-- Opening Marker --

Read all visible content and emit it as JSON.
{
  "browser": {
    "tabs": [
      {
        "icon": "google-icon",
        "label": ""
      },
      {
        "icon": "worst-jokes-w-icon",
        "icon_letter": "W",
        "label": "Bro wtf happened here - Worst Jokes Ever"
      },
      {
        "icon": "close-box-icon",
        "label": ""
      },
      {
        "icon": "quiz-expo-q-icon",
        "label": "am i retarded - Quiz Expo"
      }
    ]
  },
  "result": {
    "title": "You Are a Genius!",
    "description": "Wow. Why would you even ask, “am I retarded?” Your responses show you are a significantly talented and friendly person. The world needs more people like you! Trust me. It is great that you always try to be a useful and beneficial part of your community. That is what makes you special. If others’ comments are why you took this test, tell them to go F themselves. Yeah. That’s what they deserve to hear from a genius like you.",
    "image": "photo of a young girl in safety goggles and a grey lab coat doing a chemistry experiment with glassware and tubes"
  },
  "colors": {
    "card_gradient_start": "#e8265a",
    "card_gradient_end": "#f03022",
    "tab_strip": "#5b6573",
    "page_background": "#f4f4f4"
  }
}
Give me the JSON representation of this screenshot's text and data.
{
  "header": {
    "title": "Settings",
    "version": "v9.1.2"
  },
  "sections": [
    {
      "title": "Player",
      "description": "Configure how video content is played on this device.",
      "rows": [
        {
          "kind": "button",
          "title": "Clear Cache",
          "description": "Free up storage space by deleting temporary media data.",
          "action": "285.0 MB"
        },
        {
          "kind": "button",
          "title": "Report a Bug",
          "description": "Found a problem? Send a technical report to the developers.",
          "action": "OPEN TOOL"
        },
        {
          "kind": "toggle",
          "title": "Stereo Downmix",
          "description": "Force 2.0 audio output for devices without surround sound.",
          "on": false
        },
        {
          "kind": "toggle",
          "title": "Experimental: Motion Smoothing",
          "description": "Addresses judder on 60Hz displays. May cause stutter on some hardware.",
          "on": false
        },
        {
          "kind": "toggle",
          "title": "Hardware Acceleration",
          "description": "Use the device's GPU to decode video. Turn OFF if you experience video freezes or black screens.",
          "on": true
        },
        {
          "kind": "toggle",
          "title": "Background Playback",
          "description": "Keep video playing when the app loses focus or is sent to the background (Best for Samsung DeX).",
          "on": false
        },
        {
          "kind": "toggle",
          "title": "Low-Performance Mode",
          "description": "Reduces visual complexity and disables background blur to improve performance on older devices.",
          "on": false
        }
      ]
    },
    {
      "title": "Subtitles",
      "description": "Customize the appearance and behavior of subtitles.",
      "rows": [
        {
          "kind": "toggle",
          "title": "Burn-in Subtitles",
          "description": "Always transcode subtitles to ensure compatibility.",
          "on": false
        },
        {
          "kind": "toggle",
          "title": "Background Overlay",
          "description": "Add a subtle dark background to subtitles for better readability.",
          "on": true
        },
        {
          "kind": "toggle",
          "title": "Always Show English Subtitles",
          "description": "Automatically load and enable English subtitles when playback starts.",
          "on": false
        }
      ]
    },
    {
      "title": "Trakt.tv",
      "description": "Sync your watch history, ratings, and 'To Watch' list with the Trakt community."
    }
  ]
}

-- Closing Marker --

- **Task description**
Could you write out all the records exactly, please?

- **Solution for this task**
Read all visible content and emit it as JSON.
{
  "browser": {
    "tabs": [
      {
        "icon": "google-icon",
        "label": ""
      },
      {
        "icon": "worst-jokes-w-icon",
        "icon_letter": "W",
        "label": "Bro wtf happened here - Worst Jokes Ever"
      },
      {
        "icon": "close-box-icon",
        "label": ""
      },
      {
        "icon": "quiz-expo-q-icon",
        "label": "am i retarded - Quiz Expo"
      }
    ]
  },
  "result": {
    "title": "You Are a Genius!",
    "description": "Wow. Why would you even ask, “am I retarded?” Your responses show you are a significantly talented and friendly person. The world needs more people like you! Trust me. It is great that you always try to be a useful and beneficial part of your community. That is what makes you special. If others’ comments are why you took this test, tell them to go F themselves. Yeah. That’s what they deserve to hear from a genius like you.",
    "image": "photo of a young girl in safety goggles and a grey lab coat doing a chemistry experiment with glassware and tubes"
  },
  "colors": {
    "card_gradient_start": "#e8265a",
    "card_gradient_end": "#f03022",
    "tab_strip": "#5b6573",
    "page_background": "#f4f4f4"
  }
}
Give me the JSON representation of this screenshot's text and data.
{
  "header": {
    "title": "Settings",
    "version": "v9.1.2"
  },
  "sections": [
    {
      "title": "Player",
      "description": "Configure how video content is played on this device.",
      "rows": [
        {
          "kind": "button",
          "title": "Clear Cache",
          "description": "Free up storage space by deleting temporary media data.",
          "action": "285.0 MB"
        },
        {
          "kind": "button",
          "title": "Report a Bug",
          "description": "Found a problem? Send a technical report to the developers.",
          "action": "OPEN TOOL"
        },
        {
          "kind": "toggle",
          "title": "Stereo Downmix",
          "description": "Force 2.0 audio output for devices without surround sound.",
          "on": false
        },
        {
          "kind": "toggle",
          "title": "Experimental: Motion Smoothing",
          "description": "Addresses judder on 60Hz displays. May cause stutter on some hardware.",
          "on": false
        },
        {
          "kind": "toggle",
          "title": "Hardware Acceleration",
          "description": "Use the device's GPU to decode video. Turn OFF if you experience video freezes or black screens.",
          "on": true
        },
        {
          "kind": "toggle",
          "title": "Background Playback",
          "description": "Keep video playing when the app loses focus or is sent to the background (Best for Samsung DeX).",
          "on": false
        },
        {
          "kind": "toggle",
          "title": "Low-Performance Mode",
          "description": "Reduces visual complexity and disables background blur to improve performance on older devices.",
          "on": false
        }
      ]
    },
    {
      "title": "Subtitles",
      "description": "Customize the appearance and behavior of subtitles.",
      "rows": [
        {
          "kind": "toggle",
          "title": "Burn-in Subtitles",
          "description": "Always transcode subtitles to ensure compatibility.",
          "on": false
        },
        {
          "kind": "toggle",
          "title": "Background Overlay",
          "description": "Add a subtle dark background to subtitles for better readability.",
          "on": true
        },
        {
          "kind": "toggle",
          "title": "Always Show English Subtitles",
          "description": "Automatically load and enable English subtitles when playback starts.",
          "on": false
        }
      ]
    },
    {
      "title": "Trakt.tv",
      "description": "Sync your watch history, ratings, and 'To Watch' list with the Trakt community."
    }
  ]
}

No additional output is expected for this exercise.